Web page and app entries
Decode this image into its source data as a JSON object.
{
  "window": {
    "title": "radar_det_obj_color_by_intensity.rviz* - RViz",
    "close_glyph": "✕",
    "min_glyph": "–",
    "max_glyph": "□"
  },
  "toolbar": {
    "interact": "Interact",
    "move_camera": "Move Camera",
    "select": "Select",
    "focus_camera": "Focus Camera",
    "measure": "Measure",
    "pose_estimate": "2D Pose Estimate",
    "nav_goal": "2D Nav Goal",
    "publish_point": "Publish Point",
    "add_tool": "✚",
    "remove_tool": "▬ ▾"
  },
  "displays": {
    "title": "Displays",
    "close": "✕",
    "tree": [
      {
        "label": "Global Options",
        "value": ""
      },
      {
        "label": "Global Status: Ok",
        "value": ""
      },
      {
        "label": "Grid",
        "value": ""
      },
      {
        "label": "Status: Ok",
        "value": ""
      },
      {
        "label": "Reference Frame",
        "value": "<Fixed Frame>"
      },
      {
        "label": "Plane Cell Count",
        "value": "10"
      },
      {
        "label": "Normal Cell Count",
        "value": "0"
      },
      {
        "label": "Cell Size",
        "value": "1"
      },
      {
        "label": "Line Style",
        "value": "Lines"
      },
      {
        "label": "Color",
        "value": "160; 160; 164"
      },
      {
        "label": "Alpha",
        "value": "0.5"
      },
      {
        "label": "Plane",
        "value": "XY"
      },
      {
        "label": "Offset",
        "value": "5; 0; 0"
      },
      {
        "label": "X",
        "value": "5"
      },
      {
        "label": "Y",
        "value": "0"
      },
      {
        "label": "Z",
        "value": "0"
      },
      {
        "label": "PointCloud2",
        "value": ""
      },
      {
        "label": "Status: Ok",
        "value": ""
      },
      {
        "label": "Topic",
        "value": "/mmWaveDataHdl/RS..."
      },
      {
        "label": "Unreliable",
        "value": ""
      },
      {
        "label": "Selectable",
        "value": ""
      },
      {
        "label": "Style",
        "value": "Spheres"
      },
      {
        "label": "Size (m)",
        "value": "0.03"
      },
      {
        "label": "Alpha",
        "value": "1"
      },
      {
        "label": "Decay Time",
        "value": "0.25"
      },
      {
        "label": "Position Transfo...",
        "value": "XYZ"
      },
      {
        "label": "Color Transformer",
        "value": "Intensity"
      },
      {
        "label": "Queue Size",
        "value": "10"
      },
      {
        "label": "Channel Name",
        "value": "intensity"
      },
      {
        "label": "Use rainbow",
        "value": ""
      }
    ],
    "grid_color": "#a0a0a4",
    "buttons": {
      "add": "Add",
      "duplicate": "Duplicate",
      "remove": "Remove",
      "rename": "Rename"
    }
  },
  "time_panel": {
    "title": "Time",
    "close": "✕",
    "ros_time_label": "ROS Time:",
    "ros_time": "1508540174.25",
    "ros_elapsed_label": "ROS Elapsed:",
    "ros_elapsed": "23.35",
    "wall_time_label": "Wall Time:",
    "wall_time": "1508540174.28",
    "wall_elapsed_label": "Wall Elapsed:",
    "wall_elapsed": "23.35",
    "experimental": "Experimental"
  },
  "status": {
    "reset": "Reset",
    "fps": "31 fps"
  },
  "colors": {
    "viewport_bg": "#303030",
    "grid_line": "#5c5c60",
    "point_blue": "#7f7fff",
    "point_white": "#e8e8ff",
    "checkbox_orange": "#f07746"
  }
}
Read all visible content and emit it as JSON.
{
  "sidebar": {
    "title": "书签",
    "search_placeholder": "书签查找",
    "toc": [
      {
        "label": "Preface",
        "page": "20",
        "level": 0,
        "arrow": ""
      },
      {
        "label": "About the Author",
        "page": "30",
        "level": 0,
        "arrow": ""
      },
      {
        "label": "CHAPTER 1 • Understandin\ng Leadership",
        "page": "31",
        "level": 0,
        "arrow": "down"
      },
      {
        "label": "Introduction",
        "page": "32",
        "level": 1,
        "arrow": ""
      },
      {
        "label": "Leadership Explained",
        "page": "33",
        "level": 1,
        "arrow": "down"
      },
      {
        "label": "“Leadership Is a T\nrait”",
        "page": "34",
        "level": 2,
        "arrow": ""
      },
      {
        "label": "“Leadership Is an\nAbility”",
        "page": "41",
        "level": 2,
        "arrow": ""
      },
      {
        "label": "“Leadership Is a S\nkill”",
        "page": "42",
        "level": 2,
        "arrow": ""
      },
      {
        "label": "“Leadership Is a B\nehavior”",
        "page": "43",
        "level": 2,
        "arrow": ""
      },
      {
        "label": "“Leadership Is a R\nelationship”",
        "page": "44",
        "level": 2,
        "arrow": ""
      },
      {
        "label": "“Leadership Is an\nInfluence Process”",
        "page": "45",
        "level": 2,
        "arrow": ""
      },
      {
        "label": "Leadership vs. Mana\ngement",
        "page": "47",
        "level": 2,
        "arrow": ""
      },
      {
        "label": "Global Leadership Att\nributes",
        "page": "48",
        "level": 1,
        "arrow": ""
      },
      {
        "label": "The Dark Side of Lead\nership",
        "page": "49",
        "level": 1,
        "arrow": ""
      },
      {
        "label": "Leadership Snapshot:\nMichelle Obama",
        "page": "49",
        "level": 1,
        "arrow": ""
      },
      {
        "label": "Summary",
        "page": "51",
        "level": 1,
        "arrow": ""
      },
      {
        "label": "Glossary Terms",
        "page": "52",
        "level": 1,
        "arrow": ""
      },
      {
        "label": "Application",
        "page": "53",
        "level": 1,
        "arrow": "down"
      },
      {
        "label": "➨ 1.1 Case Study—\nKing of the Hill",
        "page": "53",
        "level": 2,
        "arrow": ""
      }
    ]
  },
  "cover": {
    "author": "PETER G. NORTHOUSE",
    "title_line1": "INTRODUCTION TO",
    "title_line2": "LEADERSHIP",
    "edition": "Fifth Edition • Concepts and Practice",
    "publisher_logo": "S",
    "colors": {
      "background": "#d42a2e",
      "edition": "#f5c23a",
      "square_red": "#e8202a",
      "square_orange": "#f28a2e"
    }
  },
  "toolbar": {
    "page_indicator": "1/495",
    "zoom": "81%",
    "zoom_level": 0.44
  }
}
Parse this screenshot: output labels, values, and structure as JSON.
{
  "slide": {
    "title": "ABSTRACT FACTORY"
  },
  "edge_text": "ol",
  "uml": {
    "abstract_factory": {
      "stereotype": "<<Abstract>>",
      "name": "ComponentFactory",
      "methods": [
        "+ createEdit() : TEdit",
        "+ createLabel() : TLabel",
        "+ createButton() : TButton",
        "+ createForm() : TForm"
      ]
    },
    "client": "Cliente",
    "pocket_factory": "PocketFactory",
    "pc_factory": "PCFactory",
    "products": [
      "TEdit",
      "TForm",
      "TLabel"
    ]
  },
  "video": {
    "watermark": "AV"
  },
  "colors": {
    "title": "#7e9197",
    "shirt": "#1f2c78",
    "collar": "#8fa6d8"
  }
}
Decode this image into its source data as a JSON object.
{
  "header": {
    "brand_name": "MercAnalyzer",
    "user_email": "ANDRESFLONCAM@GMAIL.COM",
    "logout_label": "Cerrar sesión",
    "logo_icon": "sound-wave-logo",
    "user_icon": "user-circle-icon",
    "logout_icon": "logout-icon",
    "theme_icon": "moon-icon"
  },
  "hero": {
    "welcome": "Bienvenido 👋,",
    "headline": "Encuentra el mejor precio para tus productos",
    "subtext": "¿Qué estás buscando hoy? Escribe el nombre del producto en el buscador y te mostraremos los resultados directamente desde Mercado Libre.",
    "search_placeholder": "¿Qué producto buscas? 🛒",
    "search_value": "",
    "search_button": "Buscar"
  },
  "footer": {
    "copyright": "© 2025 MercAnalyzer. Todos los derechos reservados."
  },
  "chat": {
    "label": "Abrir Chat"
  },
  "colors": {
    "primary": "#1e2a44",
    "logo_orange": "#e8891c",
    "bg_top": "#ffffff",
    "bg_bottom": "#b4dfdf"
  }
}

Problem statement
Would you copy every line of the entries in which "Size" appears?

Output of the exercise
        "label": "Cell Size",
        "label": "Size (m)",
        "label": "Queue Size",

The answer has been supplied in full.